• Assignment:
Every entry here needs to be repeated exactly.

::: Data under study

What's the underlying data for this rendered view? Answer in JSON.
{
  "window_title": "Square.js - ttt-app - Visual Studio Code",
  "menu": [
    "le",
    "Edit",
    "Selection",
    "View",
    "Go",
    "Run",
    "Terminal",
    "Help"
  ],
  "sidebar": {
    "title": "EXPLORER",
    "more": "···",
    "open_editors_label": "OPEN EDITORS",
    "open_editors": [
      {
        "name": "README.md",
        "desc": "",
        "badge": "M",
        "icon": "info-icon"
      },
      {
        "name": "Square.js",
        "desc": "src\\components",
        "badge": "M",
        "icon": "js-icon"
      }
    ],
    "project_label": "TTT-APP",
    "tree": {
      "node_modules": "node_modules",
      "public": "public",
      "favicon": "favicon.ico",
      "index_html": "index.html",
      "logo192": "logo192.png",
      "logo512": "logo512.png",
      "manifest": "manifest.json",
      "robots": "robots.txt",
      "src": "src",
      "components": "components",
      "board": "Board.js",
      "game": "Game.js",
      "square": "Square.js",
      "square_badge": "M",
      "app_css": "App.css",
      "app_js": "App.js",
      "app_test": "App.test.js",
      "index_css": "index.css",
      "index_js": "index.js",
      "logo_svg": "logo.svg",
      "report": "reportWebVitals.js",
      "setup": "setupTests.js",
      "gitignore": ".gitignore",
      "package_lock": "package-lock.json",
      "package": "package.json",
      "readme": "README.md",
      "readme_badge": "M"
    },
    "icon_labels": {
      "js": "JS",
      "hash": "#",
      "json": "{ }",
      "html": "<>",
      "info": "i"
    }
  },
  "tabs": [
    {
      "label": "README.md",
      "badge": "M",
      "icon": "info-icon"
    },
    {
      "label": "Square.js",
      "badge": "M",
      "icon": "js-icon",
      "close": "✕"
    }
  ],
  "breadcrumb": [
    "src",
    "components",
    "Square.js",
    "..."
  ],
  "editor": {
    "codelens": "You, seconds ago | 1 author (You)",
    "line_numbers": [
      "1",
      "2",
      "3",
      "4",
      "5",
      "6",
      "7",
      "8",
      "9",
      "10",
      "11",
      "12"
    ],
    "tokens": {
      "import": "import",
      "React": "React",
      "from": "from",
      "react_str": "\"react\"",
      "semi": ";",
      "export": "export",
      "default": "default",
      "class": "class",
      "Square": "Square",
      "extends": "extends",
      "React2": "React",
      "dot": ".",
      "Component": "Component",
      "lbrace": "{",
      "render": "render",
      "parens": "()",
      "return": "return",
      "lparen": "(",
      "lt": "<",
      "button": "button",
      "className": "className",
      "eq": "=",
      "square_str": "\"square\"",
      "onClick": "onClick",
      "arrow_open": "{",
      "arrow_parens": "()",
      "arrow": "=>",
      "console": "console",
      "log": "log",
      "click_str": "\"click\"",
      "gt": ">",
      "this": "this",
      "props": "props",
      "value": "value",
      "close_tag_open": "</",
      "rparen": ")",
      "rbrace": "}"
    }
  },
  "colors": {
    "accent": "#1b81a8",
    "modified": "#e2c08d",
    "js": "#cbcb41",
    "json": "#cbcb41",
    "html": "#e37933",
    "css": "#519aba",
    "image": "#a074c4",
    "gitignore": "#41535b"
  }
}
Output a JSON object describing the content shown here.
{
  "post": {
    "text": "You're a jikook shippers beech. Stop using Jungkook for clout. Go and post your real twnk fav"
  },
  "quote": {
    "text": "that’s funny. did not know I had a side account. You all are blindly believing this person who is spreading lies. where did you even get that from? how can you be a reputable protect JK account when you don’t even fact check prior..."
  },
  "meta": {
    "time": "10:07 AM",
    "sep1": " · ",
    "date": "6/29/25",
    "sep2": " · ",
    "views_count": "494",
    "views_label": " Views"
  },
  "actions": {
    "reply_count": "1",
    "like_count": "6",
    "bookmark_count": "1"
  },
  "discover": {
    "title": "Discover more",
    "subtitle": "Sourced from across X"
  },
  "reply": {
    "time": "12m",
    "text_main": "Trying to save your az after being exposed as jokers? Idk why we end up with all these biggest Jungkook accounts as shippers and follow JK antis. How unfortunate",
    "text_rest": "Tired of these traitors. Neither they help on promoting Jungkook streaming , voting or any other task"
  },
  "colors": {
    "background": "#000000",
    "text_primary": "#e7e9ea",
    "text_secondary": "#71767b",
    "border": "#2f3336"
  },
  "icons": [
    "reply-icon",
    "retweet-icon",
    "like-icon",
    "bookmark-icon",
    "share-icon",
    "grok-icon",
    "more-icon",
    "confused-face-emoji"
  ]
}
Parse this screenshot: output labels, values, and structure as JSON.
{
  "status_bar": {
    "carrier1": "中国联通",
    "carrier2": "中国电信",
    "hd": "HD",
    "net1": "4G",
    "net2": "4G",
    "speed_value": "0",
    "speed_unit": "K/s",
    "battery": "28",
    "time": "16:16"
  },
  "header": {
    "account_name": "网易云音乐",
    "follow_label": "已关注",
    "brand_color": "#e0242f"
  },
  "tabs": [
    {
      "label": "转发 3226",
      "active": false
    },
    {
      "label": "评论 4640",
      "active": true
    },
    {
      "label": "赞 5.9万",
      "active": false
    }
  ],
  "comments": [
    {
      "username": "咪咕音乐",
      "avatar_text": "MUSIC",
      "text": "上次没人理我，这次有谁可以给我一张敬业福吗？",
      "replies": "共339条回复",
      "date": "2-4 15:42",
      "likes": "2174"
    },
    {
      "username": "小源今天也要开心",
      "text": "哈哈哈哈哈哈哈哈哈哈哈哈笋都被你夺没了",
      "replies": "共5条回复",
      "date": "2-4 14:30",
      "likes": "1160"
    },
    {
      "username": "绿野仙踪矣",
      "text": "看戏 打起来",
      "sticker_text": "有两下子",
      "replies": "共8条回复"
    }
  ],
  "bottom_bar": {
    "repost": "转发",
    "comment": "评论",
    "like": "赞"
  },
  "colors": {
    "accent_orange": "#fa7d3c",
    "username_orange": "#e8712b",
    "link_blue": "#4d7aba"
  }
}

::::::

• Response:
What's the underlying data for this rendered view? Answer in JSON.
{
  "window_title": "Square.js - ttt-app - Visual Studio Code",
  "menu": [
    "le",
    "Edit",
    "Selection",
    "View",
    "Go",
    "Run",
    "Terminal",
    "Help"
  ],
  "sidebar": {
    "title": "EXPLORER",
    "more": "···",
    "open_editors_label": "OPEN EDITORS",
    "open_editors": [
      {
        "name": "README.md",
        "desc": "",
        "badge": "M",
        "icon": "info-icon"
      },
      {
        "name": "Square.js",
        "desc": "src\\components",
        "badge": "M",
        "icon": "js-icon"
      }
    ],
    "project_label": "TTT-APP",
    "tree": {
      "node_modules": "node_modules",
      "public": "public",
      "favicon": "favicon.ico",
      "index_html": "index.html",
      "logo192": "logo192.png",
      "logo512": "logo512.png",
      "manifest": "manifest.json",
      "robots": "robots.txt",
      "src": "src",
      "components": "components",
      "board": "Board.js",
      "game": "Game.js",
      "square": "Square.js",
      "square_badge": "M",
      "app_css": "App.css",
      "app_js": "App.js",
      "app_test": "App.test.js",
      "index_css": "index.css",
      "index_js": "index.js",
      "logo_svg": "logo.svg",
      "report": "reportWebVitals.js",
      "setup": "setupTests.js",
      "gitignore": ".gitignore",
      "package_lock": "package-lock.json",
      "package": "package.json",
      "readme": "README.md",
      "readme_badge": "M"
    },
    "icon_labels": {
      "js": "JS",
      "hash": "#",
      "json": "{ }",
      "html": "<>",
      "info": "i"
    }
  },
  "tabs": [
    {
      "label": "README.md",
      "badge": "M",
      "icon": "info-icon"
    },
    {
      "label": "Square.js",
      "badge": "M",
      "icon": "js-icon",
      "close": "✕"
    }
  ],
  "breadcrumb": [
    "src",
    "components",
    "Square.js",
    "..."
  ],
  "editor": {
    "codelens": "You, seconds ago | 1 author (You)",
    "line_numbers": [
      "1",
      "2",
      "3",
      "4",
      "5",
      "6",
      "7",
      "8",
      "9",
      "10",
      "11",
      "12"
    ],
    "tokens": {
      "import": "import",
      "React": "React",
      "from": "from",
      "react_str": "\"react\"",
      "semi": ";",
      "export": "export",
      "default": "default",
      "class": "class",
      "Square": "Square",
      "extends": "extends",
      "React2": "React",
      "dot": ".",
      "Component": "Component",
      "lbrace": "{",
      "render": "render",
      "parens": "()",
      "return": "return",
      "lparen": "(",
      "lt": "<",
      "button": "button",
      "className": "className",
      "eq": "=",
      "square_str": "\"square\"",
      "onClick": "onClick",
      "arrow_open": "{",
      "arrow_parens": "()",
      "arrow": "=>",
      "console": "console",
      "log": "log",
      "click_str": "\"click\"",
      "gt": ">",
      "this": "this",
      "props": "props",
      "value": "value",
      "close_tag_open": "</",
      "rparen": ")",
      "rbrace": "}"
    }
  },
  "colors": {
    "accent": "#1b81a8",
    "modified": "#e2c08d",
    "js": "#cbcb41",
    "json": "#cbcb41",
    "html": "#e37933",
    "css": "#519aba",
    "image": "#a074c4",
    "gitignore": "#41535b"
  }
}
Output a JSON object describing the content shown here.
{
  "post": {
    "text": "You're a jikook shippers beech. Stop using Jungkook for clout. Go and post your real twnk fav"
  },
  "quote": {
    "text": "that’s funny. did not know I had a side account. You all are blindly believing this person who is spreading lies. where did you even get that from? how can you be a reputable protect JK account when you don’t even fact check prior..."
  },
  "meta": {
    "time": "10:07 AM",
    "sep1": " · ",
    "date": "6/29/25",
    "sep2": " · ",
    "views_count": "494",
    "views_label": " Views"
  },
  "actions": {
    "reply_count": "1",
    "like_count": "6",
    "bookmark_count": "1"
  },
  "discover": {
    "title": "Discover more",
    "subtitle": "Sourced from across X"
  },
  "reply": {
    "time": "12m",
    "text_main": "Trying to save your az after being exposed as jokers? Idk why we end up with all these biggest Jungkook accounts as shippers and follow JK antis. How unfortunate",
    "text_rest": "Tired of these traitors. Neither they help on promoting Jungkook streaming , voting or any other task"
  },
  "colors": {
    "background": "#000000",
    "text_primary": "#e7e9ea",
    "text_secondary": "#71767b",
    "border": "#2f3336"
  },
  "icons": [
    "reply-icon",
    "retweet-icon",
    "like-icon",
    "bookmark-icon",
    "share-icon",
    "grok-icon",
    "more-icon",
    "confused-face-emoji"
  ]
}
Parse this screenshot: output labels, values, and structure as JSON.
{
  "status_bar": {
    "carrier1": "中国联通",
    "carrier2": "中国电信",
    "hd": "HD",
    "net1": "4G",
    "net2": "4G",
    "speed_value": "0",
    "speed_unit": "K/s",
    "battery": "28",
    "time": "16:16"
  },
  "header": {
    "account_name": "网易云音乐",
    "follow_label": "已关注",
    "brand_color": "#e0242f"
  },
  "tabs": [
    {
      "label": "转发 3226",
      "active": false
    },
    {
      "label": "评论 4640",
      "active": true
    },
    {
      "label": "赞 5.9万",
      "active": false
    }
  ],
  "comments": [
    {
      "username": "咪咕音乐",
      "avatar_text": "MUSIC",
      "text": "上次没人理我，这次有谁可以给我一张敬业福吗？",
      "replies": "共339条回复",
      "date": "2-4 15:42",
      "likes": "2174"
    },
    {
      "username": "小源今天也要开心",
      "text": "哈哈哈哈哈哈哈哈哈哈哈哈笋都被你夺没了",
      "replies": "共5条回复",
      "date": "2-4 14:30",
      "likes": "1160"
    },
    {
      "username": "绿野仙踪矣",
      "text": "看戏 打起来",
      "sticker_text": "有两下子",
      "replies": "共8条回复"
    }
  ],
  "bottom_bar": {
    "repost": "转发",
    "comment": "评论",
    "like": "赞"
  },
  "colors": {
    "accent_orange": "#fa7d3c",
    "username_orange": "#e8712b",
    "link_blue": "#4d7aba"
  }
}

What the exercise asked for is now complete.